**EXERCISE DETAILS**. The material below should be copied line for line, please, with pictures omitted.

**EXERCISE INPUT**.

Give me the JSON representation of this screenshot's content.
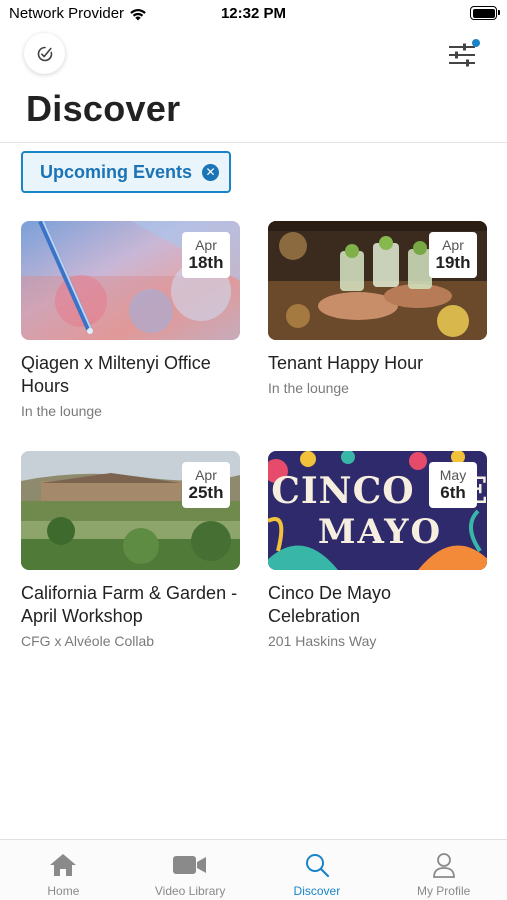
{
  "status_bar": {
    "carrier": "Network Provider",
    "time": "12:32 PM",
    "battery_level": 1.0
  },
  "header": {
    "title": "Discover",
    "left_icon": "check-badge-icon",
    "right_icon": "filter-sliders-icon",
    "filter_indicator_color": "#1a84c8"
  },
  "filter_chip": {
    "label": "Upcoming Events",
    "close_icon": "close-icon"
  },
  "events": [
    {
      "title": "Qiagen x Miltenyi Office Hours",
      "subtitle": "In the lounge",
      "month": "Apr",
      "day": "18th",
      "image": "lab-pipette-photo"
    },
    {
      "title": "Tenant Happy Hour",
      "subtitle": "In the lounge",
      "month": "Apr",
      "day": "19th",
      "image": "cocktail-toast-photo"
    },
    {
      "title": "California Farm & Garden - April Workshop",
      "subtitle": "CFG x Alvéole Collab",
      "month": "Apr",
      "day": "25th",
      "image": "farm-garden-photo"
    },
    {
      "title": "Cinco De Mayo Celebration",
      "subtitle": "201 Haskins Way",
      "month": "May",
      "day": "6th",
      "image": "cinco-de-mayo-banner"
    }
  ],
  "cinco_banner_text": [
    "CINCO DE",
    "MAYO"
  ],
  "tabs": [
    {
      "label": "Home",
      "icon": "home-icon",
      "active": false
    },
    {
      "label": "Video Library",
      "icon": "video-camera-icon",
      "active": false
    },
    {
      "label": "Discover",
      "icon": "search-icon",
      "active": true
    },
    {
      "label": "My Profile",
      "icon": "profile-icon",
      "active": false
    }
  ],
  "colors": {
    "accent": "#1a84c8",
    "inactive_tab": "#8a8a8a"
  }
}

**YOUR SOLUTION**.
Give me the JSON representation of this screenshot's content.
{
  "status_bar": {
    "carrier": "Network Provider",
    "time": "12:32 PM",
    "battery_level": 1.0
  },
  "header": {
    "title": "Discover",
    "left_icon": "check-badge-icon",
    "right_icon": "filter-sliders-icon",
    "filter_indicator_color": "#1a84c8"
  },
  "filter_chip": {
    "label": "Upcoming Events",
    "close_icon": "close-icon"
  },
  "events": [
    {
      "title": "Qiagen x Miltenyi Office Hours",
      "subtitle": "In the lounge",
      "month": "Apr",
      "day": "18th",
      "image": "lab-pipette-photo"
    },
    {
      "title": "Tenant Happy Hour",
      "subtitle": "In the lounge",
      "month": "Apr",
      "day": "19th",
      "image": "cocktail-toast-photo"
    },
    {
      "title": "California Farm & Garden - April Workshop",
      "subtitle": "CFG x Alvéole Collab",
      "month": "Apr",
      "day": "25th",
      "image": "farm-garden-photo"
    },
    {
      "title": "Cinco De Mayo Celebration",
      "subtitle": "201 Haskins Way",
      "month": "May",
      "day": "6th",
      "image": "cinco-de-mayo-banner"
    }
  ],
  "cinco_banner_text": [
    "CINCO DE",
    "MAYO"
  ],
  "tabs": [
    {
      "label": "Home",
      "icon": "home-icon",
      "active": false
    },
    {
      "label": "Video Library",
      "icon": "video-camera-icon",
      "active": false
    },
    {
      "label": "Discover",
      "icon": "search-icon",
      "active": true
    },
    {
      "label": "My Profile",
      "icon": "profile-icon",
      "active": false
    }
  ],
  "colors": {
    "accent": "#1a84c8",
    "inactive_tab": "#8a8a8a"
  }
}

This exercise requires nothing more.